Entries from a dataset of interfaces:

▶

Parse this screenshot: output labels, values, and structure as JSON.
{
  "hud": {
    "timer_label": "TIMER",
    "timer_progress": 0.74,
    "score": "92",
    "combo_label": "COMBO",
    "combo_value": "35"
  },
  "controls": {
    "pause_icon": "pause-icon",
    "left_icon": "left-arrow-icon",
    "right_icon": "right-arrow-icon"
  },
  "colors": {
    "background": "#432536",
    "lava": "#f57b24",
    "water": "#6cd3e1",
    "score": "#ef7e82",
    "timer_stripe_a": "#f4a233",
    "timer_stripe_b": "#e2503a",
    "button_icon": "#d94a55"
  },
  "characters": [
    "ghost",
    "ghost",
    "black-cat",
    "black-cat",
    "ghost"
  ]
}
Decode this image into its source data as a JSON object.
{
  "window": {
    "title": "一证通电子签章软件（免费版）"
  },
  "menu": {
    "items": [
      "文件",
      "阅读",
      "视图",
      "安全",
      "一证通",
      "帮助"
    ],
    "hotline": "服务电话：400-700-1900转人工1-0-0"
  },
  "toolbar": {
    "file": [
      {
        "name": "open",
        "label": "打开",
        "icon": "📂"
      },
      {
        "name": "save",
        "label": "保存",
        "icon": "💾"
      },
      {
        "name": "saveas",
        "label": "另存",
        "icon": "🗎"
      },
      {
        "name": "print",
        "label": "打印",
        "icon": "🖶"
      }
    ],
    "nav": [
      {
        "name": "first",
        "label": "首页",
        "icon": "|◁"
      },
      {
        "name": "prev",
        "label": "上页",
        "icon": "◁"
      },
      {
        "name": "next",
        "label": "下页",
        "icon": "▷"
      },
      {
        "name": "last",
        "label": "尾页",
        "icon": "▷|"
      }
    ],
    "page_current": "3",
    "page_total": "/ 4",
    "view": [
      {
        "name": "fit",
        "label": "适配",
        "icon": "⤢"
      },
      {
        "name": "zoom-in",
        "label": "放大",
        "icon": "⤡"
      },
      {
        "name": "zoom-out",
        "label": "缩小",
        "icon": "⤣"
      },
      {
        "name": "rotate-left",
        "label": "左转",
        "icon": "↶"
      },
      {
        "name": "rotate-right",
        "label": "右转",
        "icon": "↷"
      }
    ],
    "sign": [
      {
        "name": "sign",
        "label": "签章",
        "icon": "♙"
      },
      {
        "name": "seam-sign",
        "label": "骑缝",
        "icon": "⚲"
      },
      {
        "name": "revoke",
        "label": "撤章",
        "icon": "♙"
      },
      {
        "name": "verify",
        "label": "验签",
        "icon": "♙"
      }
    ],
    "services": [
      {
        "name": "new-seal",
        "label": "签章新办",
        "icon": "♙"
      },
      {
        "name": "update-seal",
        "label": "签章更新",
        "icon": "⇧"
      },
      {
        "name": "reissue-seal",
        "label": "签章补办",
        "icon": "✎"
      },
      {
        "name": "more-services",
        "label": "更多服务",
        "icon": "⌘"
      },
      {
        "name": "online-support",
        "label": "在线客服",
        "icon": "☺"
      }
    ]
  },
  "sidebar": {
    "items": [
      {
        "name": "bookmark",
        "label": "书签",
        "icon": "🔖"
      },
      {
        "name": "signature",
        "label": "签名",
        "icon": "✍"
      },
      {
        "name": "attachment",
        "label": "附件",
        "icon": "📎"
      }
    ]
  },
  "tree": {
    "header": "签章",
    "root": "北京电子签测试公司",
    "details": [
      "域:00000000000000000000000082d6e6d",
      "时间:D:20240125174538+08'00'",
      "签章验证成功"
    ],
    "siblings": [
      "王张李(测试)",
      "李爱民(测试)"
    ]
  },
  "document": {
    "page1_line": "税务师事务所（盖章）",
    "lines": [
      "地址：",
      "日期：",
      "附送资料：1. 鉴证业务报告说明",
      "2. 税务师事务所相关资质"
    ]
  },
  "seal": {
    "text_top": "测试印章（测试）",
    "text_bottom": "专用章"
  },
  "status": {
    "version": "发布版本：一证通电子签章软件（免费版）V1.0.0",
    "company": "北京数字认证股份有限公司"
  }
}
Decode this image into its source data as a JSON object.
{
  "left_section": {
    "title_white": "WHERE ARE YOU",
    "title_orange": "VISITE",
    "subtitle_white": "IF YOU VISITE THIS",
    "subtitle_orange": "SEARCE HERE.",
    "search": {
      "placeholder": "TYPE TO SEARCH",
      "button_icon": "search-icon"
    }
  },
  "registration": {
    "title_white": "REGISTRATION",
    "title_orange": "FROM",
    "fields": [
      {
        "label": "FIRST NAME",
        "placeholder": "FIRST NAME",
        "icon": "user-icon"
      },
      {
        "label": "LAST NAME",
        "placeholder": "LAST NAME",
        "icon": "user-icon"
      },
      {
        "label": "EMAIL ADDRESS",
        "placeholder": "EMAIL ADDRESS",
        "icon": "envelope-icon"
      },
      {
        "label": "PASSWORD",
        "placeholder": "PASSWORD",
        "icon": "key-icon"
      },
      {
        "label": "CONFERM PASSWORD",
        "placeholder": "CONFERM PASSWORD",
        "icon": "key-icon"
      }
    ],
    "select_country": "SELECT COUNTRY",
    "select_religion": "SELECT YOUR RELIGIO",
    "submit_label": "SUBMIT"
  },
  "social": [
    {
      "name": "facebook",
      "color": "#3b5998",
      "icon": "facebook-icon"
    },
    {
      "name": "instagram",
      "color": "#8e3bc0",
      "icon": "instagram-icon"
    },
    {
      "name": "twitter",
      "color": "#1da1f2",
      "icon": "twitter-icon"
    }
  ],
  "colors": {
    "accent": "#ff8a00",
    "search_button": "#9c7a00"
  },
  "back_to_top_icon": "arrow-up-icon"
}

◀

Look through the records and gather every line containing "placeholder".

SOLUTION TO THE PROBLEM:
      "placeholder": "TYPE TO SEARCH",
        "placeholder": "FIRST NAME",
        "placeholder": "LAST NAME",
        "placeholder": "EMAIL ADDRESS",
        "placeholder": "PASSWORD",
        "placeholder": "CONFERM PASSWORD",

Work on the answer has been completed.